* [Task description]
Restate the following data in its entirety, word for word and without images.

===== Records provided

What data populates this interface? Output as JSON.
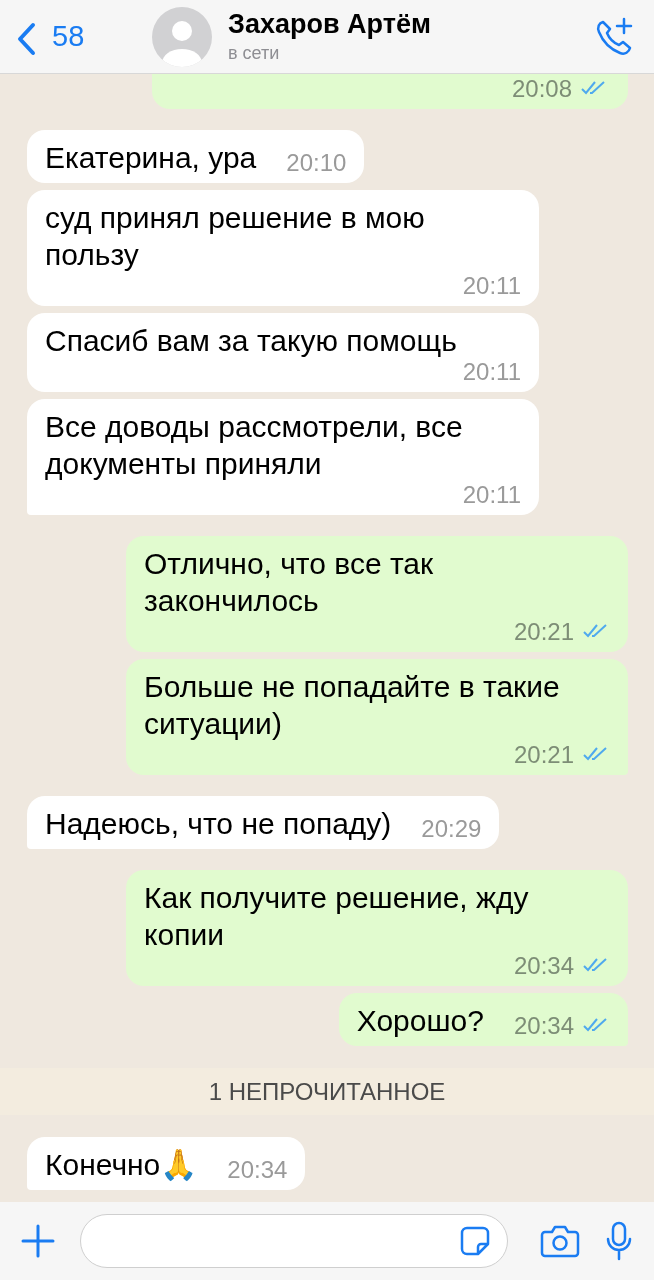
{
  "header": {
    "back_count": "58",
    "contact_name": "Захаров Артём",
    "status": "в сети"
  },
  "messages": [
    {
      "kind": "out",
      "time": "20:08",
      "read": true,
      "tail": false,
      "partial": true
    },
    {
      "kind": "in",
      "text": "Екатерина, ура",
      "time": "20:10",
      "tail": false
    },
    {
      "kind": "in",
      "text": "суд принял решение в мою пользу",
      "time": "20:11",
      "tail": false
    },
    {
      "kind": "in",
      "text": "Спасиб вам за такую помощь",
      "time": "20:11",
      "tail": false
    },
    {
      "kind": "in",
      "text": "Все доводы рассмотрели, все документы приняли",
      "time": "20:11",
      "tail": true
    },
    {
      "kind": "out",
      "text": "Отлично, что все так закончилось",
      "time": "20:21",
      "read": true,
      "tail": false
    },
    {
      "kind": "out",
      "text": "Больше не попадайте в такие ситуации)",
      "time": "20:21",
      "read": true,
      "tail": true
    },
    {
      "kind": "in",
      "text": "Надеюсь, что не попаду)",
      "time": "20:29",
      "tail": true
    },
    {
      "kind": "out",
      "text": "Как получите решение, жду копии",
      "time": "20:34",
      "read": true,
      "tail": false
    },
    {
      "kind": "out",
      "text": "Хорошо?",
      "time": "20:34",
      "read": true,
      "tail": true
    },
    {
      "kind": "divider",
      "text": "1 НЕПРОЧИТАННОЕ"
    },
    {
      "kind": "in",
      "text": "Конечно🙏",
      "time": "20:34",
      "tail": true
    }
  ]
}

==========

* [Written answer]
What data populates this interface? Output as JSON.
{
  "header": {
    "back_count": "58",
    "contact_name": "Захаров Артём",
    "status": "в сети"
  },
  "messages": [
    {
      "kind": "out",
      "time": "20:08",
      "read": true,
      "tail": false,
      "partial": true
    },
    {
      "kind": "in",
      "text": "Екатерина, ура",
      "time": "20:10",
      "tail": false
    },
    {
      "kind": "in",
      "text": "суд принял решение в мою пользу",
      "time": "20:11",
      "tail": false
    },
    {
      "kind": "in",
      "text": "Спасиб вам за такую помощь",
      "time": "20:11",
      "tail": false
    },
    {
      "kind": "in",
      "text": "Все доводы рассмотрели, все документы приняли",
      "time": "20:11",
      "tail": true
    },
    {
      "kind": "out",
      "text": "Отлично, что все так закончилось",
      "time": "20:21",
      "read": true,
      "tail": false
    },
    {
      "kind": "out",
      "text": "Больше не попадайте в такие ситуации)",
      "time": "20:21",
      "read": true,
      "tail": true
    },
    {
      "kind": "in",
      "text": "Надеюсь, что не попаду)",
      "time": "20:29",
      "tail": true
    },
    {
      "kind": "out",
      "text": "Как получите решение, жду копии",
      "time": "20:34",
      "read": true,
      "tail": false
    },
    {
      "kind": "out",
      "text": "Хорошо?",
      "time": "20:34",
      "read": true,
      "tail": true
    },
    {
      "kind": "divider",
      "text": "1 НЕПРОЧИТАННОЕ"
    },
    {
      "kind": "in",
      "text": "Конечно🙏",
      "time": "20:34",
      "tail": true
    }
  ]
}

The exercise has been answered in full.